Botanical Name: Pinus sylvestris
Common Method Of Extraction: Steam distilled
Parts Used: Needles
Note Classification: Middle
Aroma: Strong, dry-balsamic, turpentine-like
Largest Producing Countries: Bulgaria, Hungary, and USA
Traditional Use: Used to treat colds and congestion. It is also used in the fragrance industry for its forest like aroma.
Properties: Analgesic, antibacterial, antifungal, anti-inflammatory, antimicrobial, antineuralgic, antirheumatic, antiseptic, antiviral, bactericidal, balsamic, cholagogue, decongestant, deodorant, disinfectant, diuretic, expectorant, insecticide, stimulant, vermifuge
Benefits: Arthritis, asthma, bronchitis, candida, catarrh, cellulite, colds, coughs, cuts, cystitis, exhaustion, fatigue, fever, fluid retention, infection, lice, muscular aches and pains, nervous exhaustion and stress related conditions, neuralgia, poor circulation, rheumatism, scabies, sinusitis, slow circulation, sore throat, sores. During the cold season pine oil can be added to a diffuser to help purify the air. In addition, if you are sick it may be added to an inhalation or bath.
Blends Well With: Bergamot, cedarwood, clary sage, cypress, eucalyptus, frankincense, grapefruit, juniper, lavender, lemon, marjoram, niaouli, peppermint, ravensara, rosemary, sage, sandalwood, tea tree, thyme
Of Interest: Pine oil can withstand temperatures as low as minus 40 degrees.

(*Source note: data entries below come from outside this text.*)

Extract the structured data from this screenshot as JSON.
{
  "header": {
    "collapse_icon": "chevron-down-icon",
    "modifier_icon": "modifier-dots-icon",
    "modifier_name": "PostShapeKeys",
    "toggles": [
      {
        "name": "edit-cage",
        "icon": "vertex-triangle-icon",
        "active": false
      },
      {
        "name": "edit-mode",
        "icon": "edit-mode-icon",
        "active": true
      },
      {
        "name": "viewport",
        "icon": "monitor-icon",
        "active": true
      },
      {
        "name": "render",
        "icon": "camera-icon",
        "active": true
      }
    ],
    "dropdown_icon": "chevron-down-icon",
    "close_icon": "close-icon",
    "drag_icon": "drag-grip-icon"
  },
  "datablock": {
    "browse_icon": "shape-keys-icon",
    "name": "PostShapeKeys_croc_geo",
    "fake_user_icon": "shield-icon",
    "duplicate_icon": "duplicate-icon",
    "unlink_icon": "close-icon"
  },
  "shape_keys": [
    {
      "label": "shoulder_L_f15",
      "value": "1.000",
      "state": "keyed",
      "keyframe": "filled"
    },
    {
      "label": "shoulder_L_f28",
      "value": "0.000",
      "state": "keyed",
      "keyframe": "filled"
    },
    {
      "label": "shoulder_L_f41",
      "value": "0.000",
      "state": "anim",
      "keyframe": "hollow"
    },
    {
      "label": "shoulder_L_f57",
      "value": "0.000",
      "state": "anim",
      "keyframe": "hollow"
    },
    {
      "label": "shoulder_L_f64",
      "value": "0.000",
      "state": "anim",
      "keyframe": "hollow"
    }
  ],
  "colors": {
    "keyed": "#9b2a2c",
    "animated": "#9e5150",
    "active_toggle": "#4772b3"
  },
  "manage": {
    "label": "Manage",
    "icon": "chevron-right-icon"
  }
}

Safety Data: Avoid while pregnant of breast-feeding. May cause skin irritation.